A group of published UK-based authors and illustrators of picture books, children's and YA.
What’s more important about historical fiction – the history, or the story? It’s a question so big that I’m sure every author who writes it will have a different answer, and each one will be perfectly true.
For me, setting is very important. My Wells & Wong Mysteries are set in the 1930s, and that’s something that deeply affects the stories I can tell. Daisy and Hazel exist in a time without forensics and mobile phones, one where racism is naked and socially acceptable, a world rushing towards war and full of hidden fears and insecurities about the future. I think it’s important to get both large concepts and small details right – what people wore, what they ate and how they thought about the world – and I do research to make sure I’m drawing 1934 and 1935 as correctly as I can. I have a lovely big book of 1930s fashions, another compendium of 1930s advertisements, and an incredible social history book called The Long Weekend that was first published in the 1940s and so can give a brilliant first-hand account of all of the crazes and fads and concerns that occupied the posh characters I’m writing about (the Loch Ness Monster was big, as were vitamins and rambling).
But the Wells & Wong Mysteries aren’t just histories. They’re nostalgia fiction, and in them I’m very deliberately trying to recreate the cosily anachronistic ‘historical’ feeling that you get when you read a Poirot or a Miss Marple. The books themselves were written over more than 50 years – Christie’s first book came out in 1920, and she wrote her last in 1973 – but although she does vaguely nod to changing fashions and fads, essentially everything is static. People keep on wearing nice hats and murdering each other on chintz couches with diamond-encrusted daggers in just the same way, and I think that’s the key to the books’ continuing success – that they never were about a real place, or an actual time. They were nostalgic from the very moment they were published, and because they were already dated, they could never age. So although I do try very hard to make the history in my books believable and right, I don’t lose (very much) sleep over the inevitable incorrect detail. The important thing is the effect.
I’m also someone who believes very strongly that although ideas and surroundings and fashions change, people themselves do not, and I think it’s people who must be the focus of any detective story. I want the reader to believe that they are in Hazel and Daisy’s lives with them, as simply as that, and I want them to believe in all of the characters that my heroines meet.

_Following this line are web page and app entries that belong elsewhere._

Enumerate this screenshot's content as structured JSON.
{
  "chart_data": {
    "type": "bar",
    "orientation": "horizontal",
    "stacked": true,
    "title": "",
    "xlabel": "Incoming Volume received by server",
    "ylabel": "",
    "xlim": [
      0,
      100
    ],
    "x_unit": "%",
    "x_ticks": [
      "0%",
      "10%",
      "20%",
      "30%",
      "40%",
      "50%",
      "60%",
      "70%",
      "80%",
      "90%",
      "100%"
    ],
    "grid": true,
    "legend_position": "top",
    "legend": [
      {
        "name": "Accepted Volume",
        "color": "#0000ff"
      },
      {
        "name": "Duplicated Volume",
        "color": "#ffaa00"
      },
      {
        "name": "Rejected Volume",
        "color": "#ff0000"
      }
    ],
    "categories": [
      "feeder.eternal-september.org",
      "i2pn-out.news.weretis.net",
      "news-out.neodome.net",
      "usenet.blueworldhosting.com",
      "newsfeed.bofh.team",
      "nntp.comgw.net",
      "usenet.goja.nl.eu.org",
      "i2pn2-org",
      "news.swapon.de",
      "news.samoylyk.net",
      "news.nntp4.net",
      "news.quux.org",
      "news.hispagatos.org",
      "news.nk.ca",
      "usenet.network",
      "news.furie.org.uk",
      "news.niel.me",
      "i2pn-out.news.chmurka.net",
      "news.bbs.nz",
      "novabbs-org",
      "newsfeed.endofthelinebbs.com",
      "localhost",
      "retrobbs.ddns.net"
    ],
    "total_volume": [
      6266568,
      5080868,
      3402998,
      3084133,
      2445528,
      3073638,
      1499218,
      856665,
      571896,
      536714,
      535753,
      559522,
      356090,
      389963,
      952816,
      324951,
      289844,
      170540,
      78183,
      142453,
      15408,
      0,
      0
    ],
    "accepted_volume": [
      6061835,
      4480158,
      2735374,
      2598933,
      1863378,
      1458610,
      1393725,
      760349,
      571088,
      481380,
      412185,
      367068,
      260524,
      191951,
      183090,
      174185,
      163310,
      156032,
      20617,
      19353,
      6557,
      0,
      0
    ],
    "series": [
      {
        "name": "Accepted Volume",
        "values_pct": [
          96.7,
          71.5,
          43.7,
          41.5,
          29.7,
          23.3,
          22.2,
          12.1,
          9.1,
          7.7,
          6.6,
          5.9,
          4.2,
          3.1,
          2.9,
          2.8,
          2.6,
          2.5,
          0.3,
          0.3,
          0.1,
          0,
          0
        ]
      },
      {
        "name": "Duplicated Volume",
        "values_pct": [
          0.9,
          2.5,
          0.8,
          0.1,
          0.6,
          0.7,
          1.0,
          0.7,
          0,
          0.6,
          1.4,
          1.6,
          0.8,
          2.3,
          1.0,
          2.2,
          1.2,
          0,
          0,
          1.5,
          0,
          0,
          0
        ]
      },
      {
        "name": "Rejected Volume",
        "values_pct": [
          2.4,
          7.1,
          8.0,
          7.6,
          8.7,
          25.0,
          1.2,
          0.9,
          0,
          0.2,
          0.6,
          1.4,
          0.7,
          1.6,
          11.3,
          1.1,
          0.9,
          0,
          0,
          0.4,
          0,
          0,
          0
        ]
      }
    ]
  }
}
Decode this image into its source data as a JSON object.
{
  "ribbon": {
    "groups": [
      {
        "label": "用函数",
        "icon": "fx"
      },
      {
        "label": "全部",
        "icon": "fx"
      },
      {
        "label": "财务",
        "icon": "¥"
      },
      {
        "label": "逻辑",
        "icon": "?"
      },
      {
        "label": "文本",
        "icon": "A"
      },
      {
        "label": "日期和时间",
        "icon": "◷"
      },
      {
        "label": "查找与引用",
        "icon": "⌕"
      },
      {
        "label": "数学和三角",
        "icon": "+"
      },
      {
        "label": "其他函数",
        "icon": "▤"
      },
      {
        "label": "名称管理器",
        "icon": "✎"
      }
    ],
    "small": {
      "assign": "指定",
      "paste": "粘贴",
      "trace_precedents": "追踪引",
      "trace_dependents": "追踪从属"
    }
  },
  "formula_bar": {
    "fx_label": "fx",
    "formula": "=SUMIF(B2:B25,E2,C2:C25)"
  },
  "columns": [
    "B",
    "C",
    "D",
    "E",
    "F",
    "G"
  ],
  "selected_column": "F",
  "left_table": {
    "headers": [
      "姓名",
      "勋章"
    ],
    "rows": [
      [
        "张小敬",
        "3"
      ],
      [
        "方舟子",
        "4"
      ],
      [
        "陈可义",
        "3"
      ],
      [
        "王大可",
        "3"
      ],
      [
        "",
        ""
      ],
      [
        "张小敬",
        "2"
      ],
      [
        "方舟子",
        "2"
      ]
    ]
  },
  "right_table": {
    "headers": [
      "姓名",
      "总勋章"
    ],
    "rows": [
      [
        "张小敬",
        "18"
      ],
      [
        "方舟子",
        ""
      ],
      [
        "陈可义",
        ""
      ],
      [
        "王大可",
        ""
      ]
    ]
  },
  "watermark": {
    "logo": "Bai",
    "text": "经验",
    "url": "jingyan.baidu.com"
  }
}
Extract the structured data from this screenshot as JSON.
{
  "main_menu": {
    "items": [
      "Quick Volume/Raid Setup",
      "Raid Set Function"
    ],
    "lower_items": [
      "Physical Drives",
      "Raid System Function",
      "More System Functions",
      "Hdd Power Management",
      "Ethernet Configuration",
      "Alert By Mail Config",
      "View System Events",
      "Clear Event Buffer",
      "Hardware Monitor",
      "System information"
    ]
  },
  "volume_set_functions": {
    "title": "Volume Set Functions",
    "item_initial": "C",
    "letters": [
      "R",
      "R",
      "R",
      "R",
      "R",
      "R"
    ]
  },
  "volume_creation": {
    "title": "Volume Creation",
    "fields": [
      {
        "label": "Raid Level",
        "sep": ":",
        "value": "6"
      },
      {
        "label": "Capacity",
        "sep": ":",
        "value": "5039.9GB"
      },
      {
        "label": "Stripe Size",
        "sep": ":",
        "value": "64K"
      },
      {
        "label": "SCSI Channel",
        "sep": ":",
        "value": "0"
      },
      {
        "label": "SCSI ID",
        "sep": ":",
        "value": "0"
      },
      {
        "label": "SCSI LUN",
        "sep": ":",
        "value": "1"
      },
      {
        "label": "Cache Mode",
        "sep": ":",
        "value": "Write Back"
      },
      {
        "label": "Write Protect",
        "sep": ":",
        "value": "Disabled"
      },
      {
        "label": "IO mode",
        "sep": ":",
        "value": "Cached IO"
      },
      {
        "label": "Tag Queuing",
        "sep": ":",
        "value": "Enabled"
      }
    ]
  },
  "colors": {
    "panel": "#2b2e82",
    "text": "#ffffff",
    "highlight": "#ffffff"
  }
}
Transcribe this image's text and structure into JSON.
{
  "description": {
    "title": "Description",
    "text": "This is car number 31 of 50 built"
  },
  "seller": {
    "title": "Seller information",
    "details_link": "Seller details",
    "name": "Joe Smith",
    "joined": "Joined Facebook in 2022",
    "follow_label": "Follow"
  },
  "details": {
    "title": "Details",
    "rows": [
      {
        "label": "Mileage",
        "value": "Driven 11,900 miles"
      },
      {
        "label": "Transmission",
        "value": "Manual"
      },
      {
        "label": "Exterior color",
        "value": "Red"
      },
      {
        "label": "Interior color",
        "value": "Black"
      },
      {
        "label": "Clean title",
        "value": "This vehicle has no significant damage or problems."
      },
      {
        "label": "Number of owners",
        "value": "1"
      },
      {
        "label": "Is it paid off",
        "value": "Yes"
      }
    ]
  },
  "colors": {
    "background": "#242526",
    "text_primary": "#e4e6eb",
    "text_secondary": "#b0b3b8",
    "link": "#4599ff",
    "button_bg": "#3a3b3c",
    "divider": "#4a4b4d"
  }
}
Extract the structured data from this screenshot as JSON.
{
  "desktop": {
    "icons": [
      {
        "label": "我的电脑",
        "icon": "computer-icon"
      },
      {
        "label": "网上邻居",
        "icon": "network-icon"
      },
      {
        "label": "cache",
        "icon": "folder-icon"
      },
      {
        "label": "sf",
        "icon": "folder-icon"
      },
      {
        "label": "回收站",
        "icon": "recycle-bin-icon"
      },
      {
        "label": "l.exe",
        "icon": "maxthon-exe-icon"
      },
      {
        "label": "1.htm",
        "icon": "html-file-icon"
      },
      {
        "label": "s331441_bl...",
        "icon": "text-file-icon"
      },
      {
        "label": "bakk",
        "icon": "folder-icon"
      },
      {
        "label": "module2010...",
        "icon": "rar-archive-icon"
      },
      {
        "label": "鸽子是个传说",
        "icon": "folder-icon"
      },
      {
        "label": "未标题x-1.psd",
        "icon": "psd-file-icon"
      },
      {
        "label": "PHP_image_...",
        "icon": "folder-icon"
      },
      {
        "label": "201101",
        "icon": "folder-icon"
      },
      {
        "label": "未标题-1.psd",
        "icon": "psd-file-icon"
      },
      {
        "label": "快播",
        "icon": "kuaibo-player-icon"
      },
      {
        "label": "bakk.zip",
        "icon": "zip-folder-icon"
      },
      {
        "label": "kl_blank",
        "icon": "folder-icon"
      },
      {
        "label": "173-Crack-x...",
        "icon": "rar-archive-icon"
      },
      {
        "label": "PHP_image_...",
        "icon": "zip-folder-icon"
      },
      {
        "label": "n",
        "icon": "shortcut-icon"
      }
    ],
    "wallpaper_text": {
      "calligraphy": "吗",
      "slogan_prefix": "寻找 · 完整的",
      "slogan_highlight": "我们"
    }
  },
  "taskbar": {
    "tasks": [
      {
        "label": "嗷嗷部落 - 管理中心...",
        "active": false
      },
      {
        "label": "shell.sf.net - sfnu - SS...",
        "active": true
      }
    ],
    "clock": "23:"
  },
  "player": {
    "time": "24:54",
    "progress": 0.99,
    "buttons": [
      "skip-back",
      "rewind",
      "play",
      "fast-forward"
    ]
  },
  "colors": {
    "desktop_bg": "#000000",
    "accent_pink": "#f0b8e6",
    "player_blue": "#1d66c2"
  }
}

As a writer of historical fiction, I feel very free to write about diverse characters because those people existed as surely as the white, straight, posh ones that you see in most TV period dramas. There have been significant settlements of Chinese people in Britain from the early 19th century. The first non-white boarder came to my secondary school, Cheltenham Ladies’ College, from Cairo in 1901. (I’m not saying that this was the first non-white child there at all – just the first girl to travel in from another country.) There are plenty of letters and novels and autobiographies (fictionalised or otherwise) that show girls falling in love with other girls at boarding schools in the Victorian era and beyond.
But although LGBT people can now marry, and racist acts are a crime in the UK, we have painful and repeated evidence to show that in 2015 people’s lives are still made hell for the sin of not being born white or heterosexual. We’ve taken some steps forward, and some steps back – everything my characters struggle with in the 1930s are things that people are still struggling with today.
People have always and will always fall in love with the wrong person, and hide it; or be desperate for money and do anything to get it; or be jealous of the success of another and not be able to forget it. They might have done away with each other using different methods in the 1930s, but their motives for their crimes are essentially the same. I think that this essential stasis is key to detective fiction’s perennial success, and that’s what I’m trying to pick up on in the Wells & Wong Mysteries: I want the past of my books to be a different country, but one that can be instantly recognised. The details are different, and the details are fascinating, but at the end of the day it’s the people who matter, and it’s the people I care about when I write.